• _Exercise description_: Because the material must be preserved as it stands, copy every line exactly.

+-------+

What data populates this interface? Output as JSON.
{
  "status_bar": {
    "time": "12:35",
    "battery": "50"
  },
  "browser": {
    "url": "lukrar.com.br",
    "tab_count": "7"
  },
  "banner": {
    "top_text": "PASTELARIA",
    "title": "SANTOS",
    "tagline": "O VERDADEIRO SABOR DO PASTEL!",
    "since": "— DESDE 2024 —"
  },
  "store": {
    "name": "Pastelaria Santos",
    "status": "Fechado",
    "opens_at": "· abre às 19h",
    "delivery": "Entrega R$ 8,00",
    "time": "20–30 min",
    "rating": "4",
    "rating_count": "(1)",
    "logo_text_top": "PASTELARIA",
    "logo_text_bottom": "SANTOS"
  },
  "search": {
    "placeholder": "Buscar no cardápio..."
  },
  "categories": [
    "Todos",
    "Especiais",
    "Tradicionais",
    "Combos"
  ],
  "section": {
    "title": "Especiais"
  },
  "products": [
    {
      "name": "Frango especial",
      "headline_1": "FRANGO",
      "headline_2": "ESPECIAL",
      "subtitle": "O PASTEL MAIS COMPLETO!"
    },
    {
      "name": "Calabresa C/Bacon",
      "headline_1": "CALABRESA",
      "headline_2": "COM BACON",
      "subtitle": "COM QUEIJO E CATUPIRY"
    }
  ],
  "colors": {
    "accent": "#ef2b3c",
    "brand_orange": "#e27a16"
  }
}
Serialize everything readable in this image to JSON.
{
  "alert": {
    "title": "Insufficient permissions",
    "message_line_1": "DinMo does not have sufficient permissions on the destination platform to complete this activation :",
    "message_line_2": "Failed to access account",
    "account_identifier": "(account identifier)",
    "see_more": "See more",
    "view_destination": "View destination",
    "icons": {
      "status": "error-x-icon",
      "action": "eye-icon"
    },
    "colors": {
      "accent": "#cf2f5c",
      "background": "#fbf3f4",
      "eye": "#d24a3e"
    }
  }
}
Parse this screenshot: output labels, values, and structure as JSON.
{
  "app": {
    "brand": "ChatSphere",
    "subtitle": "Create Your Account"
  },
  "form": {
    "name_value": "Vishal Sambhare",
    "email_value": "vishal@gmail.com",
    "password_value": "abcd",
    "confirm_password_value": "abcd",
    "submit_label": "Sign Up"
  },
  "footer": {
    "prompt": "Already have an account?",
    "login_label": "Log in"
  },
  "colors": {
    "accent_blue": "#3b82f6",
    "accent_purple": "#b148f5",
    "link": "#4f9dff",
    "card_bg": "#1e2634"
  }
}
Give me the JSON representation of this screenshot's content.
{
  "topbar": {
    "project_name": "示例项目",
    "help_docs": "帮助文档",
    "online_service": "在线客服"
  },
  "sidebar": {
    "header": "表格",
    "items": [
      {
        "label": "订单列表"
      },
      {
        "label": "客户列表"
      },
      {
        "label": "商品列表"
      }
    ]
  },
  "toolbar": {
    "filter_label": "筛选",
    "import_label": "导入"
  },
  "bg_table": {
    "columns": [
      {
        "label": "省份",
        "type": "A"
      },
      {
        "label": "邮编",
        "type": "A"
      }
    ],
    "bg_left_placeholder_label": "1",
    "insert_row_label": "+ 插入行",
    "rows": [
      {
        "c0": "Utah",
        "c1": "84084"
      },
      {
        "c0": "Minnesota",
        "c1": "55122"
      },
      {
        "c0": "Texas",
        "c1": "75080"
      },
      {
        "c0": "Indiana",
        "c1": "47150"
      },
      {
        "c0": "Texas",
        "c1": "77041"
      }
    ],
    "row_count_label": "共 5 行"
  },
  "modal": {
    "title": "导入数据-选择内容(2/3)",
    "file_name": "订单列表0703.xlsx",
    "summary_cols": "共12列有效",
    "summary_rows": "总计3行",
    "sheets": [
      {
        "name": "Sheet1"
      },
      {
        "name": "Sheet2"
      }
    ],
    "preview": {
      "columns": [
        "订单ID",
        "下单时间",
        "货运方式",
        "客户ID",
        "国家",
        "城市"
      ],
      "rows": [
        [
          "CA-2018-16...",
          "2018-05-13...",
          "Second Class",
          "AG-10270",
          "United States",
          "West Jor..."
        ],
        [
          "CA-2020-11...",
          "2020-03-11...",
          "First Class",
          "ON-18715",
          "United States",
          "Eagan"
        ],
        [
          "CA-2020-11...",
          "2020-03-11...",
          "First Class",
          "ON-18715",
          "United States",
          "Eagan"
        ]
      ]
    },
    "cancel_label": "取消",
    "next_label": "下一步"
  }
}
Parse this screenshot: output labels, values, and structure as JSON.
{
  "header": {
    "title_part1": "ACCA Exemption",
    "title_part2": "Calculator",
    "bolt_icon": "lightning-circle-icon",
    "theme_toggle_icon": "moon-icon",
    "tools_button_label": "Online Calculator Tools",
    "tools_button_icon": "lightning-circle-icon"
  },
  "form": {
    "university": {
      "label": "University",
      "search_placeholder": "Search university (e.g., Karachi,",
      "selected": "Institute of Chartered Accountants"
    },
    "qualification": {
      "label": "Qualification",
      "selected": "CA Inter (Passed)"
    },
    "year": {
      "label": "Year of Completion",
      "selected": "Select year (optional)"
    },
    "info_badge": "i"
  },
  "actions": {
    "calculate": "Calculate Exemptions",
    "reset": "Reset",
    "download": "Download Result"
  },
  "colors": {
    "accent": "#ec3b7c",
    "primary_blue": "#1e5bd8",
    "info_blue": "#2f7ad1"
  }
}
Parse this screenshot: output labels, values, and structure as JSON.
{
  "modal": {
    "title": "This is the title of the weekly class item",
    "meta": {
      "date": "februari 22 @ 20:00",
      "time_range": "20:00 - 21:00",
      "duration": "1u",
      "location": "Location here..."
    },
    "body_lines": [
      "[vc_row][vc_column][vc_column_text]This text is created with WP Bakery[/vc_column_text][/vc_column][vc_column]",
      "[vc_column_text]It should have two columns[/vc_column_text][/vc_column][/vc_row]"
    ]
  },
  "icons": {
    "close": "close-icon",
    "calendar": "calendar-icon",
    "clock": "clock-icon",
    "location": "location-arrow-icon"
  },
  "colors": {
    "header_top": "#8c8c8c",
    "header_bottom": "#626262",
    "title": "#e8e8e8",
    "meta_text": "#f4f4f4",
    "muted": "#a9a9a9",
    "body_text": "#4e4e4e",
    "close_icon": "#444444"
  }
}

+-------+

• _Response to this task_:
What data populates this interface? Output as JSON.
{
  "status_bar": {
    "time": "12:35",
    "battery": "50"
  },
  "browser": {
    "url": "lukrar.com.br",
    "tab_count": "7"
  },
  "banner": {
    "top_text": "PASTELARIA",
    "title": "SANTOS",
    "tagline": "O VERDADEIRO SABOR DO PASTEL!",
    "since": "— DESDE 2024 —"
  },
  "store": {
    "name": "Pastelaria Santos",
    "status": "Fechado",
    "opens_at": "· abre às 19h",
    "delivery": "Entrega R$ 8,00",
    "time": "20–30 min",
    "rating": "4",
    "rating_count": "(1)",
    "logo_text_top": "PASTELARIA",
    "logo_text_bottom": "SANTOS"
  },
  "search": {
    "placeholder": "Buscar no cardápio..."
  },
  "categories": [
    "Todos",
    "Especiais",
    "Tradicionais",
    "Combos"
  ],
  "section": {
    "title": "Especiais"
  },
  "products": [
    {
      "name": "Frango especial",
      "headline_1": "FRANGO",
      "headline_2": "ESPECIAL",
      "subtitle": "O PASTEL MAIS COMPLETO!"
    },
    {
      "name": "Calabresa C/Bacon",
      "headline_1": "CALABRESA",
      "headline_2": "COM BACON",
      "subtitle": "COM QUEIJO E CATUPIRY"
    }
  ],
  "colors": {
    "accent": "#ef2b3c",
    "brand_orange": "#e27a16"
  }
}
Serialize everything readable in this image to JSON.
{
  "alert": {
    "title": "Insufficient permissions",
    "message_line_1": "DinMo does not have sufficient permissions on the destination platform to complete this activation :",
    "message_line_2": "Failed to access account",
    "account_identifier": "(account identifier)",
    "see_more": "See more",
    "view_destination": "View destination",
    "icons": {
      "status": "error-x-icon",
      "action": "eye-icon"
    },
    "colors": {
      "accent": "#cf2f5c",
      "background": "#fbf3f4",
      "eye": "#d24a3e"
    }
  }
}
Parse this screenshot: output labels, values, and structure as JSON.
{
  "app": {
    "brand": "ChatSphere",
    "subtitle": "Create Your Account"
  },
  "form": {
    "name_value": "Vishal Sambhare",
    "email_value": "vishal@gmail.com",
    "password_value": "abcd",
    "confirm_password_value": "abcd",
    "submit_label": "Sign Up"
  },
  "footer": {
    "prompt": "Already have an account?",
    "login_label": "Log in"
  },
  "colors": {
    "accent_blue": "#3b82f6",
    "accent_purple": "#b148f5",
    "link": "#4f9dff",
    "card_bg": "#1e2634"
  }
}
Give me the JSON representation of this screenshot's content.
{
  "topbar": {
    "project_name": "示例项目",
    "help_docs": "帮助文档",
    "online_service": "在线客服"
  },
  "sidebar": {
    "header": "表格",
    "items": [
      {
        "label": "订单列表"
      },
      {
        "label": "客户列表"
      },
      {
        "label": "商品列表"
      }
    ]
  },
  "toolbar": {
    "filter_label": "筛选",
    "import_label": "导入"
  },
  "bg_table": {
    "columns": [
      {
        "label": "省份",
        "type": "A"
      },
      {
        "label": "邮编",
        "type": "A"
      }
    ],
    "bg_left_placeholder_label": "1",
    "insert_row_label": "+ 插入行",
    "rows": [
      {
        "c0": "Utah",
        "c1": "84084"
      },
      {
        "c0": "Minnesota",
        "c1": "55122"
      },
      {
        "c0": "Texas",
        "c1": "75080"
      },
      {
        "c0": "Indiana",
        "c1": "47150"
      },
      {
        "c0": "Texas",
        "c1": "77041"
      }
    ],
    "row_count_label": "共 5 行"
  },
  "modal": {
    "title": "导入数据-选择内容(2/3)",
    "file_name": "订单列表0703.xlsx",
    "summary_cols": "共12列有效",
    "summary_rows": "总计3行",
    "sheets": [
      {
        "name": "Sheet1"
      },
      {
        "name": "Sheet2"
      }
    ],
    "preview": {
      "columns": [
        "订单ID",
        "下单时间",
        "货运方式",
        "客户ID",
        "国家",
        "城市"
      ],
      "rows": [
        [
          "CA-2018-16...",
          "2018-05-13...",
          "Second Class",
          "AG-10270",
          "United States",
          "West Jor..."
        ],
        [
          "CA-2020-11...",
          "2020-03-11...",
          "First Class",
          "ON-18715",
          "United States",
          "Eagan"
        ],
        [
          "CA-2020-11...",
          "2020-03-11...",
          "First Class",
          "ON-18715",
          "United States",
          "Eagan"
        ]
      ]
    },
    "cancel_label": "取消",
    "next_label": "下一步"
  }
}
Parse this screenshot: output labels, values, and structure as JSON.
{
  "header": {
    "title_part1": "ACCA Exemption",
    "title_part2": "Calculator",
    "bolt_icon": "lightning-circle-icon",
    "theme_toggle_icon": "moon-icon",
    "tools_button_label": "Online Calculator Tools",
    "tools_button_icon": "lightning-circle-icon"
  },
  "form": {
    "university": {
      "label": "University",
      "search_placeholder": "Search university (e.g., Karachi,",
      "selected": "Institute of Chartered Accountants"
    },
    "qualification": {
      "label": "Qualification",
      "selected": "CA Inter (Passed)"
    },
    "year": {
      "label": "Year of Completion",
      "selected": "Select year (optional)"
    },
    "info_badge": "i"
  },
  "actions": {
    "calculate": "Calculate Exemptions",
    "reset": "Reset",
    "download": "Download Result"
  },
  "colors": {
    "accent": "#ec3b7c",
    "primary_blue": "#1e5bd8",
    "info_blue": "#2f7ad1"
  }
}
Parse this screenshot: output labels, values, and structure as JSON.
{
  "modal": {
    "title": "This is the title of the weekly class item",
    "meta": {
      "date": "februari 22 @ 20:00",
      "time_range": "20:00 - 21:00",
      "duration": "1u",
      "location": "Location here..."
    },
    "body_lines": [
      "[vc_row][vc_column][vc_column_text]This text is created with WP Bakery[/vc_column_text][/vc_column][vc_column]",
      "[vc_column_text]It should have two columns[/vc_column_text][/vc_column][/vc_row]"
    ]
  },
  "icons": {
    "close": "close-icon",
    "calendar": "calendar-icon",
    "clock": "clock-icon",
    "location": "location-arrow-icon"
  },
  "colors": {
    "header_top": "#8c8c8c",
    "header_bottom": "#626262",
    "title": "#e8e8e8",
    "meta_text": "#f4f4f4",
    "muted": "#a9a9a9",
    "body_text": "#4e4e4e",
    "close_icon": "#444444"
  }
}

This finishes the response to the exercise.